One thought is hard to shake during “roughin’ it” films: Could this Hollywood star really learn how to shoot a deer, skin it and have a delicious venison stew ready by 6 p.m.?
Robin Wright’s “Land,” which the “House of Cards” actress also directed, is no exception. What lifts her directing debut, however, is its soulfulness. Her character, Edee, isn’t some spoiled brat stranded in the woods like Tea Leoni in “Six Days Seven Nights”; she is a traumatized woman trying to rebuild her life from the ground up.
Edee’s reality has been shattered by a family tragedy, so she packs up the car and leaves the city behind for a cabin deep in the Wyoming wilderness far removed from civilization. No electricity, no gas, no news of the outside world — just four dirty walls and some cans of chili.

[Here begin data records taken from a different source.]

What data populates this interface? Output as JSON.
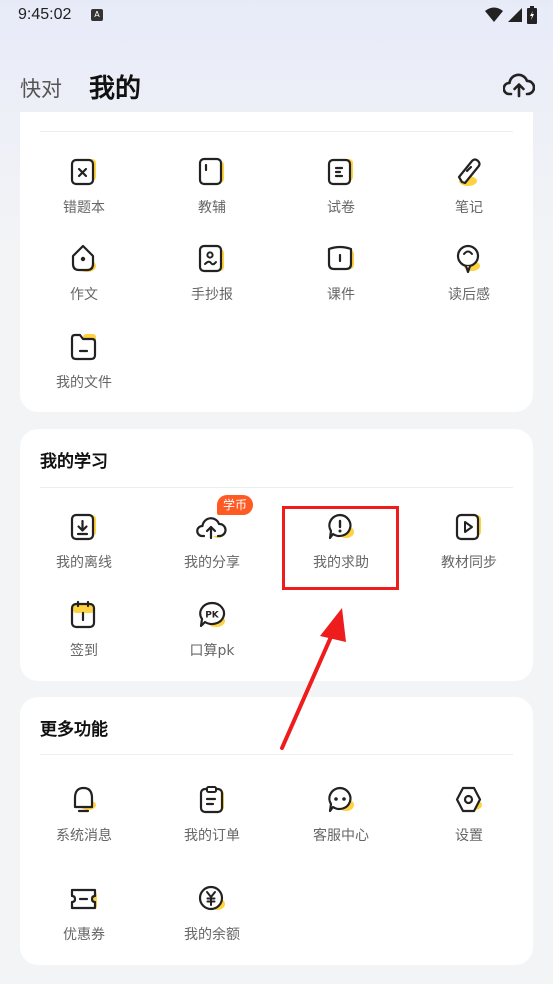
{
  "status_bar": {
    "time": "9:45:02",
    "app_icon_letter": "A"
  },
  "header": {
    "tabs": [
      {
        "label": "快对"
      },
      {
        "label": "我的"
      }
    ]
  },
  "tools": {
    "items": [
      {
        "label": "错题本",
        "icon": "wrong-questions-icon"
      },
      {
        "label": "教辅",
        "icon": "textbook-aid-icon"
      },
      {
        "label": "试卷",
        "icon": "exam-paper-icon"
      },
      {
        "label": "笔记",
        "icon": "notes-icon"
      },
      {
        "label": "作文",
        "icon": "essay-icon"
      },
      {
        "label": "手抄报",
        "icon": "handwritten-poster-icon"
      },
      {
        "label": "课件",
        "icon": "courseware-icon"
      },
      {
        "label": "读后感",
        "icon": "reflection-icon"
      },
      {
        "label": "我的文件",
        "icon": "folder-icon"
      }
    ]
  },
  "study": {
    "title": "我的学习",
    "badge": "学币",
    "items": [
      {
        "label": "我的离线",
        "icon": "offline-download-icon"
      },
      {
        "label": "我的分享",
        "icon": "share-cloud-icon"
      },
      {
        "label": "我的求助",
        "icon": "help-request-icon"
      },
      {
        "label": "教材同步",
        "icon": "textbook-sync-icon"
      },
      {
        "label": "签到",
        "icon": "check-in-icon"
      },
      {
        "label": "口算pk",
        "icon": "pk-icon"
      }
    ]
  },
  "more": {
    "title": "更多功能",
    "items": [
      {
        "label": "系统消息",
        "icon": "bell-icon"
      },
      {
        "label": "我的订单",
        "icon": "order-clipboard-icon"
      },
      {
        "label": "客服中心",
        "icon": "customer-service-chat-icon"
      },
      {
        "label": "设置",
        "icon": "settings-hexagon-icon"
      },
      {
        "label": "优惠券",
        "icon": "coupon-icon"
      },
      {
        "label": "我的余额",
        "icon": "balance-yen-icon"
      }
    ]
  },
  "colors": {
    "accent_yellow": "#ffd23f",
    "highlight_red": "#ee1c1c",
    "badge_orange": "#ff5a24"
  }
}
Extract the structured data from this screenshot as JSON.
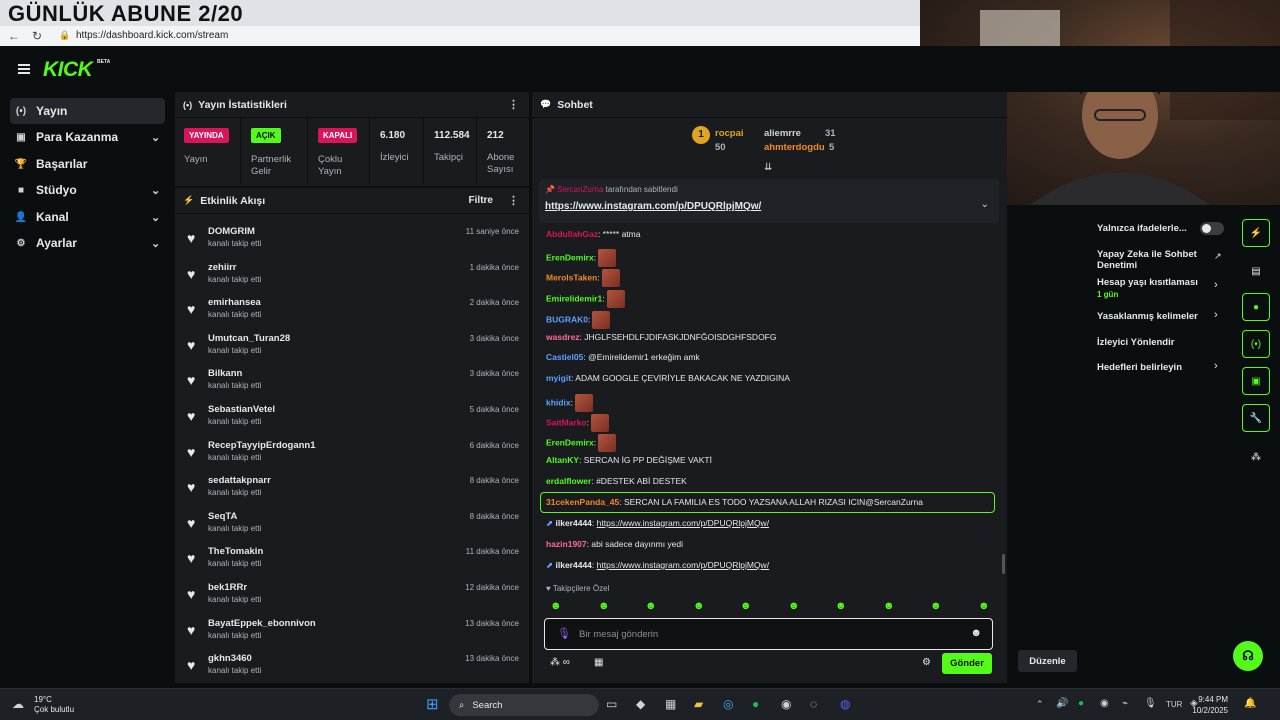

That’s when the familiar struggles start. A bear hurdles into her house and gobbles up all the food and destroys her supplies. She survives but has nothing left to eat, and right on cue comes a nasty blizzard. She almost freezes to death in her sleep.
After passing out, Edee awakens to find a man named Miguel (Demián Bichir) and his sister Alawa (Sarah Dawn Pledge) nursing her back to health. Miguel, a skilled outdoorsman, also shows her the ropes. Here’s how to hold a gun, this is the way to insulate your windows, chop wood like this. Pretty soon, she’s Grizzly Madams.
The passage of time in Edee’s journey is awfully confusing, perhaps purposefully to express the banality of solo outdoor living, but Wright also doesn’t change much physically. At one point, she tells a person she’s lived in the hills for years now. Years? From appearances, it could be days.
Edee’s relationship with Miguel is similarly vague. It’s popular in movies lately to tease a romance for an entire film and then let it fizzle, usually to present a woman lead as strong and autonomous. Fine, but his role of Mysterious Sexy Sherpa deepens only slightly by the end.
What’s potent, however, is the gradual reveal of what happened to Edee’s family and how her new environment helps her accept that. Wright is relaxed and almost meditative as she takes in the beauty of the horizon, and her simple directing captures the majesty of nature.